Your instructions: Read the listing below and copy out every line that holds "title".
Segment Start: Provided entries
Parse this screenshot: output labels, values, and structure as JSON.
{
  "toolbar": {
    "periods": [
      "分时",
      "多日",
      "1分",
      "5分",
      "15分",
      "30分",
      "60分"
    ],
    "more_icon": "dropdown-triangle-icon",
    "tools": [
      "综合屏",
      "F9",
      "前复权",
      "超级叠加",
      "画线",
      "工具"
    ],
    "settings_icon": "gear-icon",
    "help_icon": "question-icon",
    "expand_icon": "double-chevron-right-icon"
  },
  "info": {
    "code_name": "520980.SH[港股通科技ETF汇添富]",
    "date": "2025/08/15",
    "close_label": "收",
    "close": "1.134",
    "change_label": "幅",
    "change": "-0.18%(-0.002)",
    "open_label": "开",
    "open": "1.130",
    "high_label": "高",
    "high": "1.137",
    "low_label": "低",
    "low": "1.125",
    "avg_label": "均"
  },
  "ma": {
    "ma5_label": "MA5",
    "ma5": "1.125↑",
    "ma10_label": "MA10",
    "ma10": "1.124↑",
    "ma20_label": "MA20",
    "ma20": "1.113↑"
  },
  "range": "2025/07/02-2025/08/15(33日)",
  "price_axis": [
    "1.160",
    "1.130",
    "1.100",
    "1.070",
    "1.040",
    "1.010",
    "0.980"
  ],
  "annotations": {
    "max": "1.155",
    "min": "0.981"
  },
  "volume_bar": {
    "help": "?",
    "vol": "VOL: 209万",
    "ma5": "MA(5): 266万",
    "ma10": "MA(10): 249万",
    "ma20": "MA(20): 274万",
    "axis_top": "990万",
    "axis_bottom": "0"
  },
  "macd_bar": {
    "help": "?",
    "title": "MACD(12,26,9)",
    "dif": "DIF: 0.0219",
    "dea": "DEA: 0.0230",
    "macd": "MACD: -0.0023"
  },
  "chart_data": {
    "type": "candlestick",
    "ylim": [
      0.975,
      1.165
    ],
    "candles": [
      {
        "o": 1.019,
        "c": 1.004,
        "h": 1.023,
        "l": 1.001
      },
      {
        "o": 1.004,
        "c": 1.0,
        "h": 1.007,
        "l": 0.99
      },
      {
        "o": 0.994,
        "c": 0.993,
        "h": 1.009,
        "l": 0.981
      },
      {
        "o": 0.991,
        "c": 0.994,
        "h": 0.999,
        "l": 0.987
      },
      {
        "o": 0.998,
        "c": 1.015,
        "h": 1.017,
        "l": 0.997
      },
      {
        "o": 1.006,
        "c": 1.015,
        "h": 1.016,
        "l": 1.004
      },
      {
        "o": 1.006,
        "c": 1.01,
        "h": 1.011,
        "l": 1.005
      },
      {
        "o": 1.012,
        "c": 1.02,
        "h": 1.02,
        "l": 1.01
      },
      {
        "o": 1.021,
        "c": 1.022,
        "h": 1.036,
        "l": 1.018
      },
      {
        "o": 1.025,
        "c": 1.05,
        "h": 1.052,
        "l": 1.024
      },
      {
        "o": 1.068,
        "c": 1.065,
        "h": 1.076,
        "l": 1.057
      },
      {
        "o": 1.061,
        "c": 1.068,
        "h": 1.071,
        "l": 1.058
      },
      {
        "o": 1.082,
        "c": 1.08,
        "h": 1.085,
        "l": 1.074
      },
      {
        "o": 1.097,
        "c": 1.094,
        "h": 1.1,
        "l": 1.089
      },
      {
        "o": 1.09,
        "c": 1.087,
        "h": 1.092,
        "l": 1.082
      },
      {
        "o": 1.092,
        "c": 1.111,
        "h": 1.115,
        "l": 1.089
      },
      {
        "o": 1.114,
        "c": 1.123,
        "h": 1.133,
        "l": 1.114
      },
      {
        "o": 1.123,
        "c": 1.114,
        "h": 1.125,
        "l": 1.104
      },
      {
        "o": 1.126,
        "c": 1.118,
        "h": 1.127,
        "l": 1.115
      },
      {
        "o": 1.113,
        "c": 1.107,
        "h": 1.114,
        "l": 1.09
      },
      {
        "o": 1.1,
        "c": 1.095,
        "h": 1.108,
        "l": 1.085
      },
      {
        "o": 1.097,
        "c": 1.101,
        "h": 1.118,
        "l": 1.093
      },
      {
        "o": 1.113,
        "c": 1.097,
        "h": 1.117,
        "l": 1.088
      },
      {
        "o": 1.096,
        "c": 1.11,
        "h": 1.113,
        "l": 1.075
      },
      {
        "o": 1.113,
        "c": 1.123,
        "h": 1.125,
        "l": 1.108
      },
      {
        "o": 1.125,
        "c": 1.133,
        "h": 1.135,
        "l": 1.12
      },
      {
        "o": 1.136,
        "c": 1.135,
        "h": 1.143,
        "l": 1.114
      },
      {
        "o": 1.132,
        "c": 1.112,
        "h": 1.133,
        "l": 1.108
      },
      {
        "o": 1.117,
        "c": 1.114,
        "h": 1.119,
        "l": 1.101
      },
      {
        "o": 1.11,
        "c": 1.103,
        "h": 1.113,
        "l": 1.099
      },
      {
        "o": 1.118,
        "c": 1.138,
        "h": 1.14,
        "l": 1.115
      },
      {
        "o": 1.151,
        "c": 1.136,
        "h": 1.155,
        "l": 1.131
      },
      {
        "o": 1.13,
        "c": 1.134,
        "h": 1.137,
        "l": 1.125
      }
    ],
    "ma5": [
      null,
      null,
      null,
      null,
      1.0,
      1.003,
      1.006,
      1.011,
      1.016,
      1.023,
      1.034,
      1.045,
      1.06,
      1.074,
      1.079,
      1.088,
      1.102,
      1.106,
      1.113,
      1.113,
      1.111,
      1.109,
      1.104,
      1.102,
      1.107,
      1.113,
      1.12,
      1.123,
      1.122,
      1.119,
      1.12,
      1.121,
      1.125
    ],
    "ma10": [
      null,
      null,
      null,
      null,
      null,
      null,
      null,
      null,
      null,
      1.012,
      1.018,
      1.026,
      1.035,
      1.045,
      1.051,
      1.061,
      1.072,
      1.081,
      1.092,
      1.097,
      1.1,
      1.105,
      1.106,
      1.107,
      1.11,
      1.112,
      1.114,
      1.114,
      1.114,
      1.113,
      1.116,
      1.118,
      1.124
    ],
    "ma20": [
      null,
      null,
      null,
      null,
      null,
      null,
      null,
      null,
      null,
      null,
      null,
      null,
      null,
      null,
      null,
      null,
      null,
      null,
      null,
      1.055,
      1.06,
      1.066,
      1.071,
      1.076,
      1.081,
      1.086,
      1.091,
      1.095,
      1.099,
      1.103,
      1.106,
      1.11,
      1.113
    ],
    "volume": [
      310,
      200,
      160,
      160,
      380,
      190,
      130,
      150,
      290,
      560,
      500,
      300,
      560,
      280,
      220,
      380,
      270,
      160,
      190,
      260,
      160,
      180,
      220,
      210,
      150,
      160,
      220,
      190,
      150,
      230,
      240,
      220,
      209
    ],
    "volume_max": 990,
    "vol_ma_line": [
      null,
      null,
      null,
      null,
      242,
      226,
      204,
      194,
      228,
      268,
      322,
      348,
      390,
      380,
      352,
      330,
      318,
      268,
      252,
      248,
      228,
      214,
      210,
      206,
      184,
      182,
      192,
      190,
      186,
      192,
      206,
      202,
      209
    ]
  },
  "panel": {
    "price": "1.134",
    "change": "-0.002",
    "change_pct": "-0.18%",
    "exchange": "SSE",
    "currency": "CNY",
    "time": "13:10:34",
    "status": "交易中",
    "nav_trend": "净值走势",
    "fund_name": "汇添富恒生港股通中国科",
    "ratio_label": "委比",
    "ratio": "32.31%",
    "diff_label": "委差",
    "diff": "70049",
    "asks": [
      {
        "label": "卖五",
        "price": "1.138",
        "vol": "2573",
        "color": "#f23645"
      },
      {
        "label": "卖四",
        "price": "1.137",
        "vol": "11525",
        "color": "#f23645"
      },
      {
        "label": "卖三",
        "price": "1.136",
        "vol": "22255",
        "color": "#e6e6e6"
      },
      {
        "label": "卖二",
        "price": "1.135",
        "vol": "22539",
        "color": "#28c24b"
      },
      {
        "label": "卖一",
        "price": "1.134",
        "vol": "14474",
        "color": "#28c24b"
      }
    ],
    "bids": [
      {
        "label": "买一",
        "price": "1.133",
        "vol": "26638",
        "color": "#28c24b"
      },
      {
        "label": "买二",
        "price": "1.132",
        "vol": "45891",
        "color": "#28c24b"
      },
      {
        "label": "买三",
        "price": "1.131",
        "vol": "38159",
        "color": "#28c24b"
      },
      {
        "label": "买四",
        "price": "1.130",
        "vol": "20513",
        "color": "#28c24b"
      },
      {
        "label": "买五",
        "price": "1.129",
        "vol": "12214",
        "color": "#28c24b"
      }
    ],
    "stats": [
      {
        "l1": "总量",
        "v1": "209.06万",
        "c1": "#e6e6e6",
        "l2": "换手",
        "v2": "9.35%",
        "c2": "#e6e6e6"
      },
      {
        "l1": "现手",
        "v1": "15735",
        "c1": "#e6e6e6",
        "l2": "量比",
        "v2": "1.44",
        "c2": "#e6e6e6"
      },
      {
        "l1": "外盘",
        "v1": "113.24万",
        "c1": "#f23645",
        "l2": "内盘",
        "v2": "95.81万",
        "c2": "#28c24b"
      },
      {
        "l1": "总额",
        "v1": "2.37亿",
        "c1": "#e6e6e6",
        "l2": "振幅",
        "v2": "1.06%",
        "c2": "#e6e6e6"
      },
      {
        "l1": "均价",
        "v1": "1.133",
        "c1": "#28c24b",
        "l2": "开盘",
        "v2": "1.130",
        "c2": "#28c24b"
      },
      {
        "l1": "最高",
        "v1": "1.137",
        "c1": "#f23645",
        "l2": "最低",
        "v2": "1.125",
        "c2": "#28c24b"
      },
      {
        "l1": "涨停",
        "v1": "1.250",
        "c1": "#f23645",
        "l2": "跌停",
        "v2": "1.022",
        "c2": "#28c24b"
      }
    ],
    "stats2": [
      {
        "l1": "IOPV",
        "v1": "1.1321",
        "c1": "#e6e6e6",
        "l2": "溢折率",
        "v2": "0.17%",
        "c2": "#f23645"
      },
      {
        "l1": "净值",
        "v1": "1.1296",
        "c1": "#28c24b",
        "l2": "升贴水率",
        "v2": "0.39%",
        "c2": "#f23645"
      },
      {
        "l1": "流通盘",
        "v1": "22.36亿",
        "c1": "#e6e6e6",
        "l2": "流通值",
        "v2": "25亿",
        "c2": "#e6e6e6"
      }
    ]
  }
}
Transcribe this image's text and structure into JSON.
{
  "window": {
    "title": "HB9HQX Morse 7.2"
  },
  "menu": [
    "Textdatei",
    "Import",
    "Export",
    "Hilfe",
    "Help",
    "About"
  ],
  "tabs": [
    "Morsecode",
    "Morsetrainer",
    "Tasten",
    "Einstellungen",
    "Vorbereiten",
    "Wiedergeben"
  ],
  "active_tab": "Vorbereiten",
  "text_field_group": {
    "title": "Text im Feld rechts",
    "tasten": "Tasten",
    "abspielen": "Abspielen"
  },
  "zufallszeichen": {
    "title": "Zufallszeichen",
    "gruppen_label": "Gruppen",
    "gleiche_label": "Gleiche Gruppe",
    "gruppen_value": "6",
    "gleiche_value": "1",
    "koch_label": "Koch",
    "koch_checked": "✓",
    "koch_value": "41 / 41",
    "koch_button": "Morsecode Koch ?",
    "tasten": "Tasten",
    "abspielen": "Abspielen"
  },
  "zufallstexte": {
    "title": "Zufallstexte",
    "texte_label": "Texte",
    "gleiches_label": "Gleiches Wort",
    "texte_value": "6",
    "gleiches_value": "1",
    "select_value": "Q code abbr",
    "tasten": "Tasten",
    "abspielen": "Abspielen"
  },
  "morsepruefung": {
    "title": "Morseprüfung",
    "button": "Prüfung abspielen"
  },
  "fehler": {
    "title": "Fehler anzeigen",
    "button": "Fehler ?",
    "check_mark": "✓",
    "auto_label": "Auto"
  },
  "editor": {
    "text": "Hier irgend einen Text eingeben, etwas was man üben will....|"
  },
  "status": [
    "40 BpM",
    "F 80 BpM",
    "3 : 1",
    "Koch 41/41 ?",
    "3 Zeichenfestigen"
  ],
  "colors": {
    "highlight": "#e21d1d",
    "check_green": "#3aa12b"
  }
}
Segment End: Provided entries
Task answer:
    "title": "MACD(12,26,9)",
    "title": "HB9HQX Morse 7.2"
    "title": "Text im Feld rechts",
    "title": "Zufallszeichen",
    "title": "Zufallstexte",
    "title": "Morseprüfung",
    "title": "Fehler anzeigen",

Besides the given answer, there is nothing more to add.